Exercise brief: Please retype the records that appear below, exactly and in full.
---------- Data section ----------
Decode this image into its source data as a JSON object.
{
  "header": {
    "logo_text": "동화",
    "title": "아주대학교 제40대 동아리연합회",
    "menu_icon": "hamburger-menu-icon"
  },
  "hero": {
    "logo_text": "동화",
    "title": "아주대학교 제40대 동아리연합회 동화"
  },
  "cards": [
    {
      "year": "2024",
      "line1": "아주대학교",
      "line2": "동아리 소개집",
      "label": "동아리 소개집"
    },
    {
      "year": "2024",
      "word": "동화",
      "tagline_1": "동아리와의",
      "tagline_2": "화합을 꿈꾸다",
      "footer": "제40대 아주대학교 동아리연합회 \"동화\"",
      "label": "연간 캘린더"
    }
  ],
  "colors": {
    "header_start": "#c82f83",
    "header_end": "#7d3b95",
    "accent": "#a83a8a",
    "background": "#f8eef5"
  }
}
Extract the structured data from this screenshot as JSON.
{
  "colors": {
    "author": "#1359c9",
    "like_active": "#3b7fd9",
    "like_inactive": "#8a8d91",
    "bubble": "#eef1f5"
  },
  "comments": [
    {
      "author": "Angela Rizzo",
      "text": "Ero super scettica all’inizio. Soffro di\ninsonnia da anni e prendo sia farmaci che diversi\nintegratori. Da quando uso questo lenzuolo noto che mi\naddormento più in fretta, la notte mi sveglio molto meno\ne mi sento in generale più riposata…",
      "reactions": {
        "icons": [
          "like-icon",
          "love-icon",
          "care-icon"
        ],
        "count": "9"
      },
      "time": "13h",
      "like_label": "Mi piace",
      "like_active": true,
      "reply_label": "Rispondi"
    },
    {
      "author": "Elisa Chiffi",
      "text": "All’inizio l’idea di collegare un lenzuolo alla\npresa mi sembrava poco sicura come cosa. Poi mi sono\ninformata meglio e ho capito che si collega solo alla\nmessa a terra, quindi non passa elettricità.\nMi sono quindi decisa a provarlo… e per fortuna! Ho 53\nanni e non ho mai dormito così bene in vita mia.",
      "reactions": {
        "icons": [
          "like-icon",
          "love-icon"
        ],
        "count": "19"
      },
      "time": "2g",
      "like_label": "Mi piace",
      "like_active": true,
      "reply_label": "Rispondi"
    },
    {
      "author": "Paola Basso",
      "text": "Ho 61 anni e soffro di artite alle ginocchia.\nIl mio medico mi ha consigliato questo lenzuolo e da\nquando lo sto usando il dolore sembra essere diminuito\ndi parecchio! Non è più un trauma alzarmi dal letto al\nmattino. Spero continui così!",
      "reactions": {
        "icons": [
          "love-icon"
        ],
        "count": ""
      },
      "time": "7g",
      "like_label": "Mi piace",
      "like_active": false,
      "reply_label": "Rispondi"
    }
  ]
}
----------
Written solution:
Decode this image into its source data as a JSON object.
{
  "header": {
    "logo_text": "동화",
    "title": "아주대학교 제40대 동아리연합회",
    "menu_icon": "hamburger-menu-icon"
  },
  "hero": {
    "logo_text": "동화",
    "title": "아주대학교 제40대 동아리연합회 동화"
  },
  "cards": [
    {
      "year": "2024",
      "line1": "아주대학교",
      "line2": "동아리 소개집",
      "label": "동아리 소개집"
    },
    {
      "year": "2024",
      "word": "동화",
      "tagline_1": "동아리와의",
      "tagline_2": "화합을 꿈꾸다",
      "footer": "제40대 아주대학교 동아리연합회 \"동화\"",
      "label": "연간 캘린더"
    }
  ],
  "colors": {
    "header_start": "#c82f83",
    "header_end": "#7d3b95",
    "accent": "#a83a8a",
    "background": "#f8eef5"
  }
}
Extract the structured data from this screenshot as JSON.
{
  "colors": {
    "author": "#1359c9",
    "like_active": "#3b7fd9",
    "like_inactive": "#8a8d91",
    "bubble": "#eef1f5"
  },
  "comments": [
    {
      "author": "Angela Rizzo",
      "text": "Ero super scettica all’inizio. Soffro di\ninsonnia da anni e prendo sia farmaci che diversi\nintegratori. Da quando uso questo lenzuolo noto che mi\naddormento più in fretta, la notte mi sveglio molto meno\ne mi sento in generale più riposata…",
      "reactions": {
        "icons": [
          "like-icon",
          "love-icon",
          "care-icon"
        ],
        "count": "9"
      },
      "time": "13h",
      "like_label": "Mi piace",
      "like_active": true,
      "reply_label": "Rispondi"
    },
    {
      "author": "Elisa Chiffi",
      "text": "All’inizio l’idea di collegare un lenzuolo alla\npresa mi sembrava poco sicura come cosa. Poi mi sono\ninformata meglio e ho capito che si collega solo alla\nmessa a terra, quindi non passa elettricità.\nMi sono quindi decisa a provarlo… e per fortuna! Ho 53\nanni e non ho mai dormito così bene in vita mia.",
      "reactions": {
        "icons": [
          "like-icon",
          "love-icon"
        ],
        "count": "19"
      },
      "time": "2g",
      "like_label": "Mi piace",
      "like_active": true,
      "reply_label": "Rispondi"
    },
    {
      "author": "Paola Basso",
      "text": "Ho 61 anni e soffro di artite alle ginocchia.\nIl mio medico mi ha consigliato questo lenzuolo e da\nquando lo sto usando il dolore sembra essere diminuito\ndi parecchio! Non è più un trauma alzarmi dal letto al\nmattino. Spero continui così!",
      "reactions": {
        "icons": [
          "love-icon"
        ],
        "count": ""
      },
      "time": "7g",
      "like_label": "Mi piace",
      "like_active": false,
      "reply_label": "Rispondi"
    }
  ]
}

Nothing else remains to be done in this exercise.